When we finished, I paid the bill and looked Barbara in the eye. “If you can’t act reasonably at the concert, I will put you in a cab for the ferry now. Your call,” I said, hoping she could pull it together.
“No, I don’t want to go home. I want to come,” she said, taking Frank’s arm. We left the restaurant together, relieved for the fresh air and momentary anonymity of the street. I put my hand up to hail a cab. I felt a mixed sense of dread and anticipation for how difficult it was for them to be in the world and how much they wanted to be part of something bigger than their lives allowed. Being with my father elicited a confusing mix of empathy and anger in me.
We had third row orchestra seats at Lincoln Center set aside by my cousin. Dad headed off in search of his seat while Barbara and I went to find the ladies room to freshen up. “Barbara, you look lovely,” I said looking at her reflection in the mirror. Some of our best moments had been spent putting makeup on each other and painting our nails in the bathroom of Dad’s family home when I was young.
“Really? Oh, you’re just saying that,” she said, swatting my arm like a child while ladies in floor length gowns and rhinestones washed their hands, keeping their eyes to the sink.
I took her elbow, and we walked arm in arm to find my father. Self-conscious about Barbara’s broad smile with her missing front tooth, no longer filled in with gum, I worried that she would feel the need to defend her honor again as people watched us walk down the red-carpeted aisle. But we made it to our seats without incident. There was no yelling, no storming out onto the street, no trying to convince her the voices she heard weren’t real.
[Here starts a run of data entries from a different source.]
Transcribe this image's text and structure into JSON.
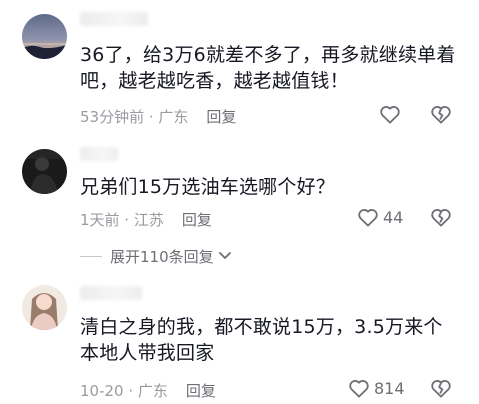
{
  "comments": [
    {
      "text": "36了，给3万6就差不多了，再多就继续单着吧，越老越吃香，越老越值钱！",
      "time_location": "53分钟前 · 广东",
      "reply_label": "回复",
      "like_count": "",
      "avatar_icon": "avatar-dusk-landscape"
    },
    {
      "text": "兄弟们15万选油车选哪个好？",
      "time_location": "1天前 · 江苏",
      "reply_label": "回复",
      "like_count": "44",
      "avatar_icon": "avatar-dark-silhouette"
    },
    {
      "text": "清白之身的我，都不敢说15万，3.5万来个本地人带我回家",
      "time_location": "10-20 · 广东",
      "reply_label": "回复",
      "like_count": "814",
      "avatar_icon": "avatar-woman-photo"
    }
  ],
  "expand_replies_label": "展开110条回复",
  "icons": {
    "like": "heart-outline-icon",
    "dislike": "broken-heart-icon",
    "expand": "chevron-down-icon"
  },
  "colors": {
    "text_primary": "#161823",
    "text_meta": "#9a9ba1",
    "reply": "#6e6f75",
    "icon": "#6e6f75"
  }
}
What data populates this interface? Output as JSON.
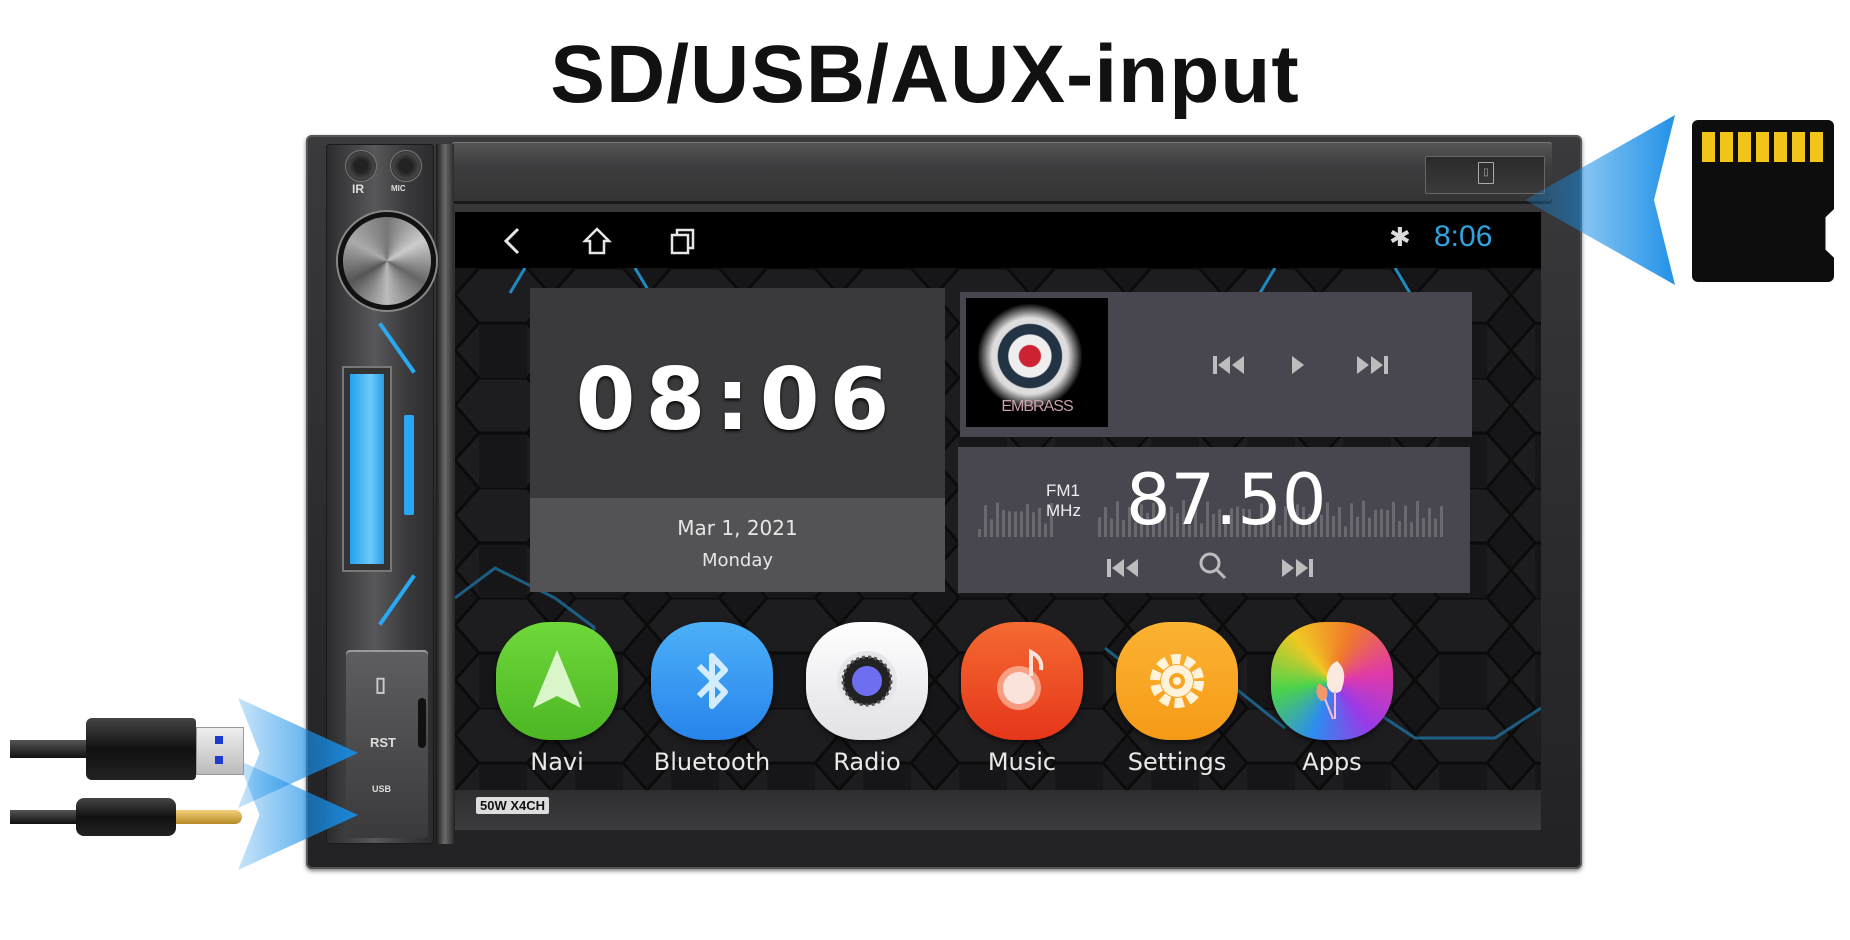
{
  "title": "SD/USB/AUX-input",
  "side_panel": {
    "ir_label": "IR",
    "mic_label": "MIC",
    "rst_label": "RST",
    "usb_label": "USB"
  },
  "status_bar": {
    "nav_back_icon": "back-arrow-icon",
    "nav_home_icon": "home-icon",
    "nav_recents_icon": "recent-apps-icon",
    "bluetooth_icon": "bluetooth-icon",
    "time": "8:06",
    "time_color": "#2fa4e0"
  },
  "clock_widget": {
    "time": "08:06",
    "date": "Mar 1, 2021",
    "day": "Monday"
  },
  "music_widget": {
    "album_text": "EMBRASS",
    "prev_icon": "previous-track-icon",
    "play_icon": "play-icon",
    "next_icon": "next-track-icon"
  },
  "radio_widget": {
    "band": "FM1",
    "unit": "MHz",
    "frequency": "87.50",
    "prev_icon": "seek-back-icon",
    "search_icon": "search-icon",
    "next_icon": "seek-forward-icon"
  },
  "apps": [
    {
      "label": "Navi",
      "icon": "navigation-arrow-icon",
      "color": "#5cc62f"
    },
    {
      "label": "Bluetooth",
      "icon": "bluetooth-icon",
      "color": "#2e97f0"
    },
    {
      "label": "Radio",
      "icon": "radio-dial-icon",
      "color": "#f2f2f4"
    },
    {
      "label": "Music",
      "icon": "music-note-icon",
      "color": "#ee4a22"
    },
    {
      "label": "Settings",
      "icon": "gear-icon",
      "color": "#f8a623"
    },
    {
      "label": "Apps",
      "icon": "tulip-icon",
      "color": "#c94be0"
    }
  ],
  "power_badge": "50W X4CH",
  "accessories": {
    "sd_card": "micro-sd-card",
    "usb": "usb-a-plug",
    "aux": "3.5mm-aux-plug"
  },
  "accent_color": "#1f96eb"
}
They played a heartrending Chopin piano concerto that was bold and beautiful and lifted us out of the insecurity of our lives into the transcendent space of the music. At the end of the first movement, out of the pin drop silence when you can hear every crinkled program and muffled cough, Barbara exclaimed loudly, “That was beautiful! Everybody in the world should listen to music like this; it calms the beast inside.” My father looked at her the way he did when people appreciate good art, like she was the best thing since sliced bread. Then he put his thick fingers to his lips and shushed her gently, sh –sh- sh-, like you would calm a baby.
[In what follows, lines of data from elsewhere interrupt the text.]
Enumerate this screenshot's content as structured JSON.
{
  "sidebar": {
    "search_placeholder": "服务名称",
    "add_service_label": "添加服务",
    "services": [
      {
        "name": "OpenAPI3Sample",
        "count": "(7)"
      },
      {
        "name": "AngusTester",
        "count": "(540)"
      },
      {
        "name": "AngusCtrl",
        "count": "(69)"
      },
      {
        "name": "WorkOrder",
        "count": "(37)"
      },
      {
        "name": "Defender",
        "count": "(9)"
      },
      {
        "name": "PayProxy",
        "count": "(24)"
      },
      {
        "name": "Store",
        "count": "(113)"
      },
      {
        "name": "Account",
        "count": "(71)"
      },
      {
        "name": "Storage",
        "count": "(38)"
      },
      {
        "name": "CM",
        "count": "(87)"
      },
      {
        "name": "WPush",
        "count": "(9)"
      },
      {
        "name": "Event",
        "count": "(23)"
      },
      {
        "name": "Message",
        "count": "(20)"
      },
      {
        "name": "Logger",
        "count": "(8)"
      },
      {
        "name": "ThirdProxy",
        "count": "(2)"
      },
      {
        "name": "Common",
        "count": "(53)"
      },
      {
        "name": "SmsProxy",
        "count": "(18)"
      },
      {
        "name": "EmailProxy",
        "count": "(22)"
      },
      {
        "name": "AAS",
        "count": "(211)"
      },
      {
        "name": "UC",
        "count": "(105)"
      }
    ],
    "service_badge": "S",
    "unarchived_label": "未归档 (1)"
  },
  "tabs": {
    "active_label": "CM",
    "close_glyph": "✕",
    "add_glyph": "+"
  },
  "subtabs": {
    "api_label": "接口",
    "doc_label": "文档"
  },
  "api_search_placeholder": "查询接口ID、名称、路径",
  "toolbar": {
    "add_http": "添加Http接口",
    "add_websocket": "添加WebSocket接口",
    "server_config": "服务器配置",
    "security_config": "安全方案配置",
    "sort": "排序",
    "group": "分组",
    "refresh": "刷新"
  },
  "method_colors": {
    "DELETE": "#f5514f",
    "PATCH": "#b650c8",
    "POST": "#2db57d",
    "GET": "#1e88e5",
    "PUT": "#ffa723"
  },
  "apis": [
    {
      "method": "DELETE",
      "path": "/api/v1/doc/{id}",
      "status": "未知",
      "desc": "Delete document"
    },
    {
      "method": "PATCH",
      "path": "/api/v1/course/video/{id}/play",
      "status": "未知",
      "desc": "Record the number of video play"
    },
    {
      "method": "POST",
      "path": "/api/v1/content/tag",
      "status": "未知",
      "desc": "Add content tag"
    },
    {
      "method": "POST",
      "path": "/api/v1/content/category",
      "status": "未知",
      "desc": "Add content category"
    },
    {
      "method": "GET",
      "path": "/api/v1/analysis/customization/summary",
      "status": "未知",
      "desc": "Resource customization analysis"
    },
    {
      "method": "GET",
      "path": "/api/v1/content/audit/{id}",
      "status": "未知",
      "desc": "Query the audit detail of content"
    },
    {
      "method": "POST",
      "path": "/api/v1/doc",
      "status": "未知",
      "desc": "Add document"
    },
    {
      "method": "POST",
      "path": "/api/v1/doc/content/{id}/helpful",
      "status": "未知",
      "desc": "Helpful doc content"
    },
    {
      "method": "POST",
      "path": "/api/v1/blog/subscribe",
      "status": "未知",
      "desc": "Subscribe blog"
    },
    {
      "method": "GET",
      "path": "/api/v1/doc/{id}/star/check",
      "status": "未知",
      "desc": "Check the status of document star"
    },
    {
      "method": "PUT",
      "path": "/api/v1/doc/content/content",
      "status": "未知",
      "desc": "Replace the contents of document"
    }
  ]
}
There are studies on the effects of music on hallucinations in schizophrenics. Through magnetic resonance they have shown that music therapy increases the connectivity of the insular cortex, ironically known as the “Isle of Reil,” resulting in reduced hallucinations. Many interventions used classical music, but in Turkey traditional music has been prescribed since the time of the Ottoman Empire. I wonder if any studies have used Jazz, which was my father’s favorite refuge. Relieved it was the music and not voices she was hearing, I sat next to my father and wondered if the musicians could hear us too, if David heard her call out? I might have been embarrassed except I understood the power of their unfettered love
When the piece was over my father clapped louder and longer than anyone. He stood calling “Bravo, bravo!” and I basked in the way he could celebrate another’s accomplishments despite the magnitude of his losses. I imagined David’s wide smile was in response to his uncle’s applause. These were my people. Barbara was right; we had found refuge in the music. Liberated from what separates us, we felt, for a moment, the way lyrical melodies were thought to have created the world and healed the ailing.
Natasha Williams has worked as an adjunct biology professor at SUNY Ulster in the Hudson Valley of New York and a consultant for the International Public School Network coaching science teachers. She recently made writing her primary job. In summer of 2020, she accepted a spot with the Bread Loaf School of English. She has also taken classes at Grub Street, Fine Arts Work Center, Sarah Lawrence and Sacket Street Writers.